> **Task requirements**: Hunt through the lines below for the string "icon" and copy each one that has it.

> **Supplied data**:
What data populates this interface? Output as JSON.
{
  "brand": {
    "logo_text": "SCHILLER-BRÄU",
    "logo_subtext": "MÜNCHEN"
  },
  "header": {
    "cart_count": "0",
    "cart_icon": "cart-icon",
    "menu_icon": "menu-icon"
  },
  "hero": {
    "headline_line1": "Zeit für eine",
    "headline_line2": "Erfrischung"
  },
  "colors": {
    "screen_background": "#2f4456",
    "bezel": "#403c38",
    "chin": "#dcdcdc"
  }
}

> **Solution to the exercise**:
    "cart_icon": "cart-icon",
    "menu_icon": "menu-icon"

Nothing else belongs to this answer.